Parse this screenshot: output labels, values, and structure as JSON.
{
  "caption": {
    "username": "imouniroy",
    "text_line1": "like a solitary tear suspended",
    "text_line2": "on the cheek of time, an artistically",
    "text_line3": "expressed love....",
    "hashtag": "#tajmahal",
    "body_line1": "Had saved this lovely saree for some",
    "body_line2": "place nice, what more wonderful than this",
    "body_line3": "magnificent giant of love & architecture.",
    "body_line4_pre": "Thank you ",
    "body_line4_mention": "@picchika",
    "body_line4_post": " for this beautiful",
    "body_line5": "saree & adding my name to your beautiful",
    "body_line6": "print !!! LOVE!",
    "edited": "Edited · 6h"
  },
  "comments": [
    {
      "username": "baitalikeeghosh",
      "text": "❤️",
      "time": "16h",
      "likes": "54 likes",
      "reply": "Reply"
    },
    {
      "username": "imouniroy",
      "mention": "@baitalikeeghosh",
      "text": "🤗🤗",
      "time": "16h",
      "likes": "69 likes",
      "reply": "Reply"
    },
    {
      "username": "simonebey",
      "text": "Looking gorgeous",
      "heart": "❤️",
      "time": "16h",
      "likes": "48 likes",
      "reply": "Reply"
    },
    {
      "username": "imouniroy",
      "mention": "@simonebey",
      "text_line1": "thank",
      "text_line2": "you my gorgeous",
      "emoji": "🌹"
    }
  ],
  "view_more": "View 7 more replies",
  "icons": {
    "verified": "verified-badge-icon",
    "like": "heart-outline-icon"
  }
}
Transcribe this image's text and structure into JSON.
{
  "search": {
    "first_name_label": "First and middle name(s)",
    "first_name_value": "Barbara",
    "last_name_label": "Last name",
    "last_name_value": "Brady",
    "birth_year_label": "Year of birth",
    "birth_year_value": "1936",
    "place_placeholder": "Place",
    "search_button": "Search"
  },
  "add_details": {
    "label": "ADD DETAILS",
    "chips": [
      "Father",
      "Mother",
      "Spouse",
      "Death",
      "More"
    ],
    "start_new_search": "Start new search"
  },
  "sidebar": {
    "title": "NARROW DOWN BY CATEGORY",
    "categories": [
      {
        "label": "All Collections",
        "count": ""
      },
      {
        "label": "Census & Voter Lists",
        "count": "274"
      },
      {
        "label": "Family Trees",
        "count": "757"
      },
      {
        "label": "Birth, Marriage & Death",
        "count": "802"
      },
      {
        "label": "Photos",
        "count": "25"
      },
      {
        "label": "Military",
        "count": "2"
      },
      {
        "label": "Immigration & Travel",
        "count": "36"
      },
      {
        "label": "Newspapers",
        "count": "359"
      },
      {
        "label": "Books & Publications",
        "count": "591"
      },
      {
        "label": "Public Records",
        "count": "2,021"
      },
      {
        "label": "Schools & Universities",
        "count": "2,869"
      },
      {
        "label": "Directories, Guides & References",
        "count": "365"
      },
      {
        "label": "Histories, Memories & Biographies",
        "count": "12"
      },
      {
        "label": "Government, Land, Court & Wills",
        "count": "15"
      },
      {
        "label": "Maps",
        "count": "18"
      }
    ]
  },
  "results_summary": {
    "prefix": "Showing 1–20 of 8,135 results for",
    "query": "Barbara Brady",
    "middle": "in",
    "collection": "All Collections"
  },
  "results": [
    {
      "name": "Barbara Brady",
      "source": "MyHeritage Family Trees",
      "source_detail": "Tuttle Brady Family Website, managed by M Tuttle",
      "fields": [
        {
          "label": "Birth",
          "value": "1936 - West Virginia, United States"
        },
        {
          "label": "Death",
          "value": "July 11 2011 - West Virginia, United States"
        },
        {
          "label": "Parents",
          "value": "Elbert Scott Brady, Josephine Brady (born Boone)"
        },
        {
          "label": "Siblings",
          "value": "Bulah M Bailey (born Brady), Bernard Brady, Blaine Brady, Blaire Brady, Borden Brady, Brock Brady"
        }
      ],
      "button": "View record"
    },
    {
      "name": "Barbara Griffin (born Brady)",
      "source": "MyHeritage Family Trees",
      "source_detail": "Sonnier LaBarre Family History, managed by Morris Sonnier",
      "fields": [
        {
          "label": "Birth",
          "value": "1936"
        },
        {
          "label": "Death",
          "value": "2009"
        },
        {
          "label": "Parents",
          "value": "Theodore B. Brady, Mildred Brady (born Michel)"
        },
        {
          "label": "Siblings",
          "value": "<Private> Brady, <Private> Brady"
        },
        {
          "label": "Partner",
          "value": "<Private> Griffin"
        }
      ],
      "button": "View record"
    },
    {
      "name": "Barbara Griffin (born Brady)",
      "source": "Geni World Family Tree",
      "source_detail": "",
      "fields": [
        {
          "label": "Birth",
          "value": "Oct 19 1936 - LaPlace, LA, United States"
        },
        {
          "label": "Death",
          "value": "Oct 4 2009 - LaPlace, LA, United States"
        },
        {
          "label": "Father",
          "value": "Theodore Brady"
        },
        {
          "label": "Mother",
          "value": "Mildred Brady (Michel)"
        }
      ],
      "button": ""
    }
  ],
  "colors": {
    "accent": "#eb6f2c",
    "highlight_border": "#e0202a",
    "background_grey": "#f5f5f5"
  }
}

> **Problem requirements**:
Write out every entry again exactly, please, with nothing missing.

> **Your solution**:
Parse this screenshot: output labels, values, and structure as JSON.
{
  "caption": {
    "username": "imouniroy",
    "text_line1": "like a solitary tear suspended",
    "text_line2": "on the cheek of time, an artistically",
    "text_line3": "expressed love....",
    "hashtag": "#tajmahal",
    "body_line1": "Had saved this lovely saree for some",
    "body_line2": "place nice, what more wonderful than this",
    "body_line3": "magnificent giant of love & architecture.",
    "body_line4_pre": "Thank you ",
    "body_line4_mention": "@picchika",
    "body_line4_post": " for this beautiful",
    "body_line5": "saree & adding my name to your beautiful",
    "body_line6": "print !!! LOVE!",
    "edited": "Edited · 6h"
  },
  "comments": [
    {
      "username": "baitalikeeghosh",
      "text": "❤️",
      "time": "16h",
      "likes": "54 likes",
      "reply": "Reply"
    },
    {
      "username": "imouniroy",
      "mention": "@baitalikeeghosh",
      "text": "🤗🤗",
      "time": "16h",
      "likes": "69 likes",
      "reply": "Reply"
    },
    {
      "username": "simonebey",
      "text": "Looking gorgeous",
      "heart": "❤️",
      "time": "16h",
      "likes": "48 likes",
      "reply": "Reply"
    },
    {
      "username": "imouniroy",
      "mention": "@simonebey",
      "text_line1": "thank",
      "text_line2": "you my gorgeous",
      "emoji": "🌹"
    }
  ],
  "view_more": "View 7 more replies",
  "icons": {
    "verified": "verified-badge-icon",
    "like": "heart-outline-icon"
  }
}
Transcribe this image's text and structure into JSON.
{
  "search": {
    "first_name_label": "First and middle name(s)",
    "first_name_value": "Barbara",
    "last_name_label": "Last name",
    "last_name_value": "Brady",
    "birth_year_label": "Year of birth",
    "birth_year_value": "1936",
    "place_placeholder": "Place",
    "search_button": "Search"
  },
  "add_details": {
    "label": "ADD DETAILS",
    "chips": [
      "Father",
      "Mother",
      "Spouse",
      "Death",
      "More"
    ],
    "start_new_search": "Start new search"
  },
  "sidebar": {
    "title": "NARROW DOWN BY CATEGORY",
    "categories": [
      {
        "label": "All Collections",
        "count": ""
      },
      {
        "label": "Census & Voter Lists",
        "count": "274"
      },
      {
        "label": "Family Trees",
        "count": "757"
      },
      {
        "label": "Birth, Marriage & Death",
        "count": "802"
      },
      {
        "label": "Photos",
        "count": "25"
      },
      {
        "label": "Military",
        "count": "2"
      },
      {
        "label": "Immigration & Travel",
        "count": "36"
      },
      {
        "label": "Newspapers",
        "count": "359"
      },
      {
        "label": "Books & Publications",
        "count": "591"
      },
      {
        "label": "Public Records",
        "count": "2,021"
      },
      {
        "label": "Schools & Universities",
        "count": "2,869"
      },
      {
        "label": "Directories, Guides & References",
        "count": "365"
      },
      {
        "label": "Histories, Memories & Biographies",
        "count": "12"
      },
      {
        "label": "Government, Land, Court & Wills",
        "count": "15"
      },
      {
        "label": "Maps",
        "count": "18"
      }
    ]
  },
  "results_summary": {
    "prefix": "Showing 1–20 of 8,135 results for",
    "query": "Barbara Brady",
    "middle": "in",
    "collection": "All Collections"
  },
  "results": [
    {
      "name": "Barbara Brady",
      "source": "MyHeritage Family Trees",
      "source_detail": "Tuttle Brady Family Website, managed by M Tuttle",
      "fields": [
        {
          "label": "Birth",
          "value": "1936 - West Virginia, United States"
        },
        {
          "label": "Death",
          "value": "July 11 2011 - West Virginia, United States"
        },
        {
          "label": "Parents",
          "value": "Elbert Scott Brady, Josephine Brady (born Boone)"
        },
        {
          "label": "Siblings",
          "value": "Bulah M Bailey (born Brady), Bernard Brady, Blaine Brady, Blaire Brady, Borden Brady, Brock Brady"
        }
      ],
      "button": "View record"
    },
    {
      "name": "Barbara Griffin (born Brady)",
      "source": "MyHeritage Family Trees",
      "source_detail": "Sonnier LaBarre Family History, managed by Morris Sonnier",
      "fields": [
        {
          "label": "Birth",
          "value": "1936"
        },
        {
          "label": "Death",
          "value": "2009"
        },
        {
          "label": "Parents",
          "value": "Theodore B. Brady, Mildred Brady (born Michel)"
        },
        {
          "label": "Siblings",
          "value": "<Private> Brady, <Private> Brady"
        },
        {
          "label": "Partner",
          "value": "<Private> Griffin"
        }
      ],
      "button": "View record"
    },
    {
      "name": "Barbara Griffin (born Brady)",
      "source": "Geni World Family Tree",
      "source_detail": "",
      "fields": [
        {
          "label": "Birth",
          "value": "Oct 19 1936 - LaPlace, LA, United States"
        },
        {
          "label": "Death",
          "value": "Oct 4 2009 - LaPlace, LA, United States"
        },
        {
          "label": "Father",
          "value": "Theodore Brady"
        },
        {
          "label": "Mother",
          "value": "Mildred Brady (Michel)"
        }
      ],
      "button": ""
    }
  ],
  "colors": {
    "accent": "#eb6f2c",
    "highlight_border": "#e0202a",
    "background_grey": "#f5f5f5"
  }
}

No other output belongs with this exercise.